This year has been the first since I have
been observing the migrations (about 12 years) over Jerrabomberra that we have
had significant movement of birds on overcast days. I think they got
desperate. We had a reasonable start to the migration then a week to ten
days of overcast and showery weather for most of which there was nothing moving.
Then on one overcast and showery day we had flocks of honeyeaters moving
through all day. This continued until the weather cleared and
From: Mark Clayton [
Sent: Friday, 2 May 2014 10:18 AM
To: 'Denis Wilson'; 'Lindsay
Subject: RE: [canberrabirds]
I used to be on a
regular honeyeater migration route here in Kaleen. I think at least some of
these birds used to follow the Lake George
escarpment to places ......... ???. Apart from a couple of stragglers a few
years ago, I have not had any honeyeaters over my house now probably for 5 or
six years. Are they being redirected because of the increased housing
development, with the consequent removal of large numbers of mature Eucalypts,
going on in all parts of Canberra?
I have also been
surprised by the number of comments about the birds moving on overcast days.
Going back to the late 1960’s ,early 1970’s, and I am sure Denis
Wilson will remember this, the late Steve Wilson and his team of intrepid young
banders would only go out to catch the migrating flocks at Point Hut when we
had a clear, sunny, often frosty, morning. The first frosts were generally the
trigger to start the birds moving so why are they moving in weather that is
still relatively warm. Obviously day length has something to do with this but
there appears to be something else going on as well – I am just not sure
From: Denis Wilson
Sent: Friday, 2 May 2014 10:01 AM
To: Lindsay Hansch
Subject: Re: [canberrabirds]
I am a few days delayed in the Honeyeater migration
process, it seems.
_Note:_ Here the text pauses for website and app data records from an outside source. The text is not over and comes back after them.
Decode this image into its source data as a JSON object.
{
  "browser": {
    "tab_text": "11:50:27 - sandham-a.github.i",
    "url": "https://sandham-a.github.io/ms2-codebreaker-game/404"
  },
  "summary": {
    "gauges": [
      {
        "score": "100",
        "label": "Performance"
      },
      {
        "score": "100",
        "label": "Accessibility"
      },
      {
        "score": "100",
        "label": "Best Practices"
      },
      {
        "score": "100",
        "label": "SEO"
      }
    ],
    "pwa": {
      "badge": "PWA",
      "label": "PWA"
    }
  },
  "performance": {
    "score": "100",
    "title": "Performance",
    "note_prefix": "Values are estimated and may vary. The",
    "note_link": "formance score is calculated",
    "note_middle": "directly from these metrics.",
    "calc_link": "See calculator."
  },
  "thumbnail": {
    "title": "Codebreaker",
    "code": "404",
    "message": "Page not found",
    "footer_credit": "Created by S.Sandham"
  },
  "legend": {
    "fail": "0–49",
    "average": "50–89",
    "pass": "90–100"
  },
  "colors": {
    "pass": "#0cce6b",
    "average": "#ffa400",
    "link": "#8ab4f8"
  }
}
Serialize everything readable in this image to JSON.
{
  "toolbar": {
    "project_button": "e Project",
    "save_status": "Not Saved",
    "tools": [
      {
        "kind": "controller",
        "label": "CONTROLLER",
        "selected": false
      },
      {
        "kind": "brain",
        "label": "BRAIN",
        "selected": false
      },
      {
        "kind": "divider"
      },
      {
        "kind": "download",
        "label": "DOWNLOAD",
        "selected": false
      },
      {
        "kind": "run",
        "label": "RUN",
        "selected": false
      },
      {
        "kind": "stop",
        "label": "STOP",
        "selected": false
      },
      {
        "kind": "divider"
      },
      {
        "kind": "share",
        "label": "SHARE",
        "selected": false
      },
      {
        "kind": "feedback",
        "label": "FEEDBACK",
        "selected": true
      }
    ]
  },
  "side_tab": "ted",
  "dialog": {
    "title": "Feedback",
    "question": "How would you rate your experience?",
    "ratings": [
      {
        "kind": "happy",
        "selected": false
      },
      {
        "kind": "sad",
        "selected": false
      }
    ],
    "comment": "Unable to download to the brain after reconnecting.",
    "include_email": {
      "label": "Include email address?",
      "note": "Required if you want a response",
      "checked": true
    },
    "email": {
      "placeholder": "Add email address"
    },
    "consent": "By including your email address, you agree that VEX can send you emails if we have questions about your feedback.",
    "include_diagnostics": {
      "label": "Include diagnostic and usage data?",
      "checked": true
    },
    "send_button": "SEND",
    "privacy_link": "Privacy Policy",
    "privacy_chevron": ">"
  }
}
But I can confirm some (few) White-napes coming through, and
the YFHEs are still trickling through.
I have seen no flocks of Red Wattlebirds though.
is to be observed, not cleaned,
On Fri, May 2, 2014 at 8:55 AM, Lindsay Hansch <>
It looks as
though the honeyeater migration has dried up. There was a flock of about
40 mixed Yellow-faced and White-naped passed through Jerrabomberra last Friday
morning then nothing until Wednesday afternoon at 4 o’clock when a flock
of 20 Yellow-faced paused briefly in the trees in our backyard before
proceeding east. Despite keeping a look out we have not seen any others.